Themes and Meanings

(Masterpieces of American Fiction)

The Good Thing was lost, said the Swamp Woman, when man no longer was content with the “modes” of the Good Thing but wanted its essence. Angered, the gods hid the Good Thing and darkened the world. The mission of humanity is clear to the Swamp Woman: Man should quest, not carp.

Before she sets off for Chicago, Faith Cross has already met two versions of the Good Thing: the conventional Christian notion of salvation, which she briefly accepted, and the carpe diem philosophy of her dead father, who unfortunately could not bring Lavidia into his magic world. Yet even Lavidia, who died criticizing, knew that Faith should set off on a quest; thus, though no quester herself, Lavidia somehow recognized the Swamp Woman’s view of life.

On her quest, Faith meets four men, each of whom represents a different definition of the Good Thing. Arnold T. Tippis believes that he will eventually find an object (a prostitute) which will satisfy him. Tippis, however, poisons the present by always dragging in his past miseries; nor can he live in a pleasant moment, which is always followed by feelings of dissatisfaction. Johann Wolfgang von Goethe’s Mephistopheles would have no hope of capturing Tippis’s soul. Not only is his method faulty, but also Tippis’s object is inadequate.

Fleabitten, sickly, and old, Dr. Richard M. Barrett has dedicated his life to the search for the Good Thing. In hot pursuit of philosophical truth, he has...

(The entire section is 561 words.)

Themes and Meanings

(Literary Essentials: African American Literature)

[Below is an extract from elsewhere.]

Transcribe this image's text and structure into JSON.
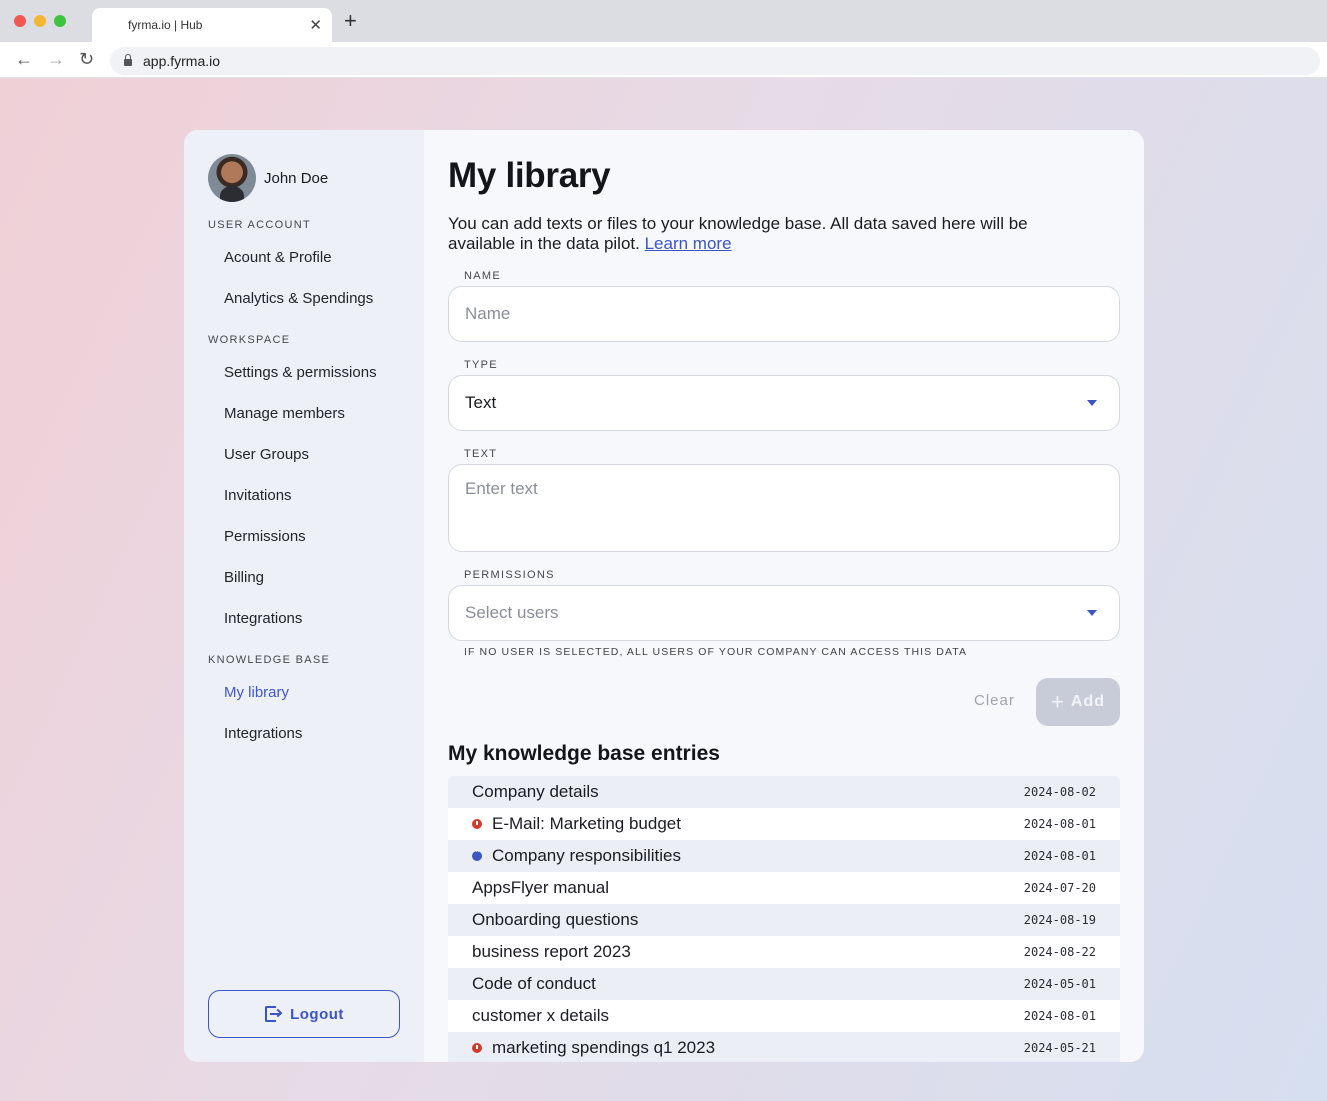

This novel overflows with philosophical content, largely because Charles Johnson himself is an academically trained philosopher. Faith’s search for the good thing almost naturally shapes itself as a search for the essence of the good life and for spiritual certainty in a world darkened by the ineluctable fact of death.

Johnson is certainly concerned with the establishment of self in such a world: How do we (or “I”) form relations with all that is not part of that “I”? How can Faith define an independent and coherent identity amidst a world crowded with imperious “others”? To what degree is “the good thing” linked to the nature of the self?

One of the places Faith looks for answers is in the art that is the story. Storytelling figures largely in this novel as a form that best expresses those qualities of goodness, beauty, and truth that have long been fundamental to the humane life. Unimaginable power resides in the story, in its magic, in its transforming potential; art and artful language shape the chaos of life into a kind of order that allows the self to emerge in full. To grasp the force of language is to discover the energy inherent in the “code,” that secret and subversive pattern of expression known to the surviving selves. That code may be structured upon silence as well as sound: What we hear in the gaps between words may bear as much meaning as the noise of the words themselves, and the code that describes our private selves becomes a language that demands public usage. What...

(The entire section is 625 words.)